Presentation on theme: "Lower Limb Prostheses Description There are several levels of lower limb amputation, including partial foot, ankle disarticulation, transtibial (below."— Presentation transcript:
Lower Limb Prostheses Description There are several levels of lower limb amputation, including partial foot, ankle disarticulation, transtibial (below the knee), knee disarticulation, transfemoral (above the knee), and hip disarticulation. The most common are transtibial (mid-calf) and transfemoral (mid-thigh).
The basic components of a lower extremity prosthesis include: the socket, a sock or gel liner, a suspension system, a knee joint (articulating joint), the shank (a pylon), and a foot (terminal device)
Lower extremity prosthesis components
Foot-ankle assembly The foot-ankle assembly is designed to provide a base of support during standing and walking, in addition to providing shock absorption and push-off during walking on even and uneven terrain. Four general categories of foot-ankle assemblies are non-articulated, articulated, elastic keel, and dynamic-response. One of the most widely prescribed foot is the solid-ankle-cushion-heel (SACH) foot, due to its simplicity, low cost, and durability. It may be inappropriate, however, for active community ambulators and sports participants.

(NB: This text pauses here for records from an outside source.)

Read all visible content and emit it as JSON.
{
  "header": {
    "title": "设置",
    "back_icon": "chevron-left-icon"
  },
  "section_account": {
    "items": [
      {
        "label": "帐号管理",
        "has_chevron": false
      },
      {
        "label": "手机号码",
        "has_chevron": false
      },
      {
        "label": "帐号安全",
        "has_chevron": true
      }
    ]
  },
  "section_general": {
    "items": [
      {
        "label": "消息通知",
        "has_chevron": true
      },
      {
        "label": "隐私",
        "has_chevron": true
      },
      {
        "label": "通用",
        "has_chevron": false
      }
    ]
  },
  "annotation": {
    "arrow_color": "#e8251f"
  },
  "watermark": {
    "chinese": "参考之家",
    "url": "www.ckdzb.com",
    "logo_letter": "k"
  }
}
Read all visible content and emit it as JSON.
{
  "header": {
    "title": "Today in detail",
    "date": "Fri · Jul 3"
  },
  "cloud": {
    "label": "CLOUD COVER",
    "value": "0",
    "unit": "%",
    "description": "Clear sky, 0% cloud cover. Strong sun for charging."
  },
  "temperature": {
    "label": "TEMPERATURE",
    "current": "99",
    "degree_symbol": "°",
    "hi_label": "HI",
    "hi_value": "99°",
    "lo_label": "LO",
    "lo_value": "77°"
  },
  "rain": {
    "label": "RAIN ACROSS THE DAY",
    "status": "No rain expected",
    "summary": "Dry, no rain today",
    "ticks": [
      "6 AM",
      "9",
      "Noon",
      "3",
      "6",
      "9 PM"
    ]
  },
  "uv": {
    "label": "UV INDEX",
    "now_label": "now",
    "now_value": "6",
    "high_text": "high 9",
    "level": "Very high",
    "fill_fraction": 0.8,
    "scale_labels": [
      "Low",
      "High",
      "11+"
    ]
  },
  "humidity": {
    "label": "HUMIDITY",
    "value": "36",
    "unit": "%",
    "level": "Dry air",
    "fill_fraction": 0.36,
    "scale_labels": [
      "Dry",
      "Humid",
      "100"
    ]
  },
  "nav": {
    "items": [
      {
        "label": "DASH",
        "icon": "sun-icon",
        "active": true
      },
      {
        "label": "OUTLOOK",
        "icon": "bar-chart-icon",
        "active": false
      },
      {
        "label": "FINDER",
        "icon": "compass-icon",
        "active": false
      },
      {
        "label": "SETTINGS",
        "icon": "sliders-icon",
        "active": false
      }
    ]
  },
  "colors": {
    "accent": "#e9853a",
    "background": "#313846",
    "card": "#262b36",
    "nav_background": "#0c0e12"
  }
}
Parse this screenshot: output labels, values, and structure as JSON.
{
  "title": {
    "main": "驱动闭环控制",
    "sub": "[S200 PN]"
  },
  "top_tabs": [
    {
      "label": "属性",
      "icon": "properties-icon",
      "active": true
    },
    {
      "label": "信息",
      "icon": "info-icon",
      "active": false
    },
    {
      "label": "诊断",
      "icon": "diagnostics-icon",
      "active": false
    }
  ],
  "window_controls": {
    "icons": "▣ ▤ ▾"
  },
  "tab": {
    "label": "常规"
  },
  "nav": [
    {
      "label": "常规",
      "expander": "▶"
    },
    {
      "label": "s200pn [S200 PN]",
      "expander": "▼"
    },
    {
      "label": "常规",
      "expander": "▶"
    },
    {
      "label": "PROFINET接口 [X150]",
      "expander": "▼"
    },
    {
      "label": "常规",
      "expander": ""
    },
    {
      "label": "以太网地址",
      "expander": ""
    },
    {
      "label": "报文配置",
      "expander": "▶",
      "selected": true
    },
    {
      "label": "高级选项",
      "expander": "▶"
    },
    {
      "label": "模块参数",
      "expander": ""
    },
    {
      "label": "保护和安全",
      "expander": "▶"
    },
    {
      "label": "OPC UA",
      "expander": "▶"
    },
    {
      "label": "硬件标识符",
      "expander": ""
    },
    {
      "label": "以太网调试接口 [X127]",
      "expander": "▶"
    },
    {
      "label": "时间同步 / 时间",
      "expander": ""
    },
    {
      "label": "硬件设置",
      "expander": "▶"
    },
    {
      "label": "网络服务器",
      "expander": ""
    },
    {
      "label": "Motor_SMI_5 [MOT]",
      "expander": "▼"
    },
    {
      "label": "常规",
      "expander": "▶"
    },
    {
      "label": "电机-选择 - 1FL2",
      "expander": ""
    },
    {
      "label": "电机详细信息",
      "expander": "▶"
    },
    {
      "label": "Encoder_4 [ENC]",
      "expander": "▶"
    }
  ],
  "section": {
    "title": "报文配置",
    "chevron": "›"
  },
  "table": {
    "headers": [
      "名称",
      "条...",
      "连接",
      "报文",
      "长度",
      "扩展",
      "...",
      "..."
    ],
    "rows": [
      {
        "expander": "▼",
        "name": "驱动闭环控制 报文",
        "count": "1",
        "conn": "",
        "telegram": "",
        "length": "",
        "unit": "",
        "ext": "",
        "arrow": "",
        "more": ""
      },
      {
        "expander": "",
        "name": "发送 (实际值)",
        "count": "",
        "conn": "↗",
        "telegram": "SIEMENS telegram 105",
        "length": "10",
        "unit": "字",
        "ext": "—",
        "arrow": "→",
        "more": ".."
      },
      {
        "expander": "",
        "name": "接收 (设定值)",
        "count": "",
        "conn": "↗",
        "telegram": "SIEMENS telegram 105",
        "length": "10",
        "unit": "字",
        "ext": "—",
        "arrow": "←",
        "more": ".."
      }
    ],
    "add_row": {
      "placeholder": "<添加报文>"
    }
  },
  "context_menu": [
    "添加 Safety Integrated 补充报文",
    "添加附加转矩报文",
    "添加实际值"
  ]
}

Shank The shank corresponds to the anatomical lower leg, and is used to connect the socket to the ankle-foot assembly. In an endoskeletal shank, a central pylon, which is a narrow vertical support, rests inside a foam cosmetic cover. Endoskeletal systems allow for adjustment and realignment of prosthetic components. In an exoskeletal shank, the strength of the shank is provided by a hard outer shell that is either hollow or filled with lightweight material. Exoskeletal systems are more durable than endoskeletal systems; however, they may be heavier and have a fixed alignment, making adjustments difficult.
Suspension Suspension devices should keep the prosthesis firmly in place during use and allow comfortable sitting. Several types of suspension exist, both for the transtibial and transfemoral amputation. Common transtibial suspensions include sleeve, supracondylar, cuff, belt and strap, thigh-lacer, and suction styles. Sleeves are made of neoprene, urethane, or latex and are used over the shank, socket and thigh. Supracondylar and cuff suspensions are used to capture the femoral condyles and hold the prosthesis on the residual limb. The belt and strap method uses a waist belt with an anterior elastic strap to suspend the prosthesis, while the thigh- lacer method uses a snug-fitting corset around the thigh. The suction method consists of a silicone sleeve with a short pin at the end. The sleeve fits over the residual limb and the pin locks into the socket. With a transfemoral prosthesis, suction and several types of belt suspension also are available.
The socket The socket enables the prosthesis to connect and fit to the stump (residual limb). This is the most important prosthetic component. A good fit is critical. A socket that is uncomfortable is a common reason why a prosthesis is rejected. Contoured sockets fit closer to the remaining bones, muscles, and soft tissues providing better support, and provide relief where it's needed for comfort
Prosthetic rehabilitation: physical therapy for range of motion, strength, bed mobility, transfers, and single limb ambulation often takes place during the initial rehabilitation period. A temporary prosthesis allows for early ambulation and continued shrinkage of the residual limb until a definitive prosthesis is fit. The socket should fit securely on the residual limb, prosthesis length should match the length of the intact leg. The patient must learn how to properly put on the residual limb sock and the prosthesis itself.
Role of Physical therapy: 1) Ensures that the inside of the socket is smooth and that all joints move freely. 2) Evaluates prosthetic function immediately and over time. 3) Makes assessment of gait and watchs for compensations and gait deviations that may indicate a problem with the prosthesis. 4) Gives patient instructions regarding proper care and maintenance for each individual
Training Individuals begin with learning to keep their bodies stable in a closed environment with no manipulation or variability. practicing standing balance on one or both legs. (ambulation training) Individuals must be taught how to transfer to and from surfaces, assume a variety of positions such as kneeling or squatting, and manage falls. use of a traditional cane, quad cane, or crutches may be indicated. Patient motivation,
Current Technology/Manufacturing In recent years there have been significant advancements in artificial limbs. New plastics and other materials, such as carbon fiber, have allowed artificial limbs to be stronger and lighter, limiting the amount of extra energy necessary to operate the limb.carbon fiber These materials have allowed artificial limbs to look much more realisticIn addition to new materials, the use of electronics has become very common in artificial limbs. Myoelectric limbs, which control the limbs by converting muscle movements to electrical signals, have become much more common than cable operated limbs. Myoelectric limbs allow the amputees to more directly control the artificial limb. Computers are also used extensively in the manufacturing of limbs.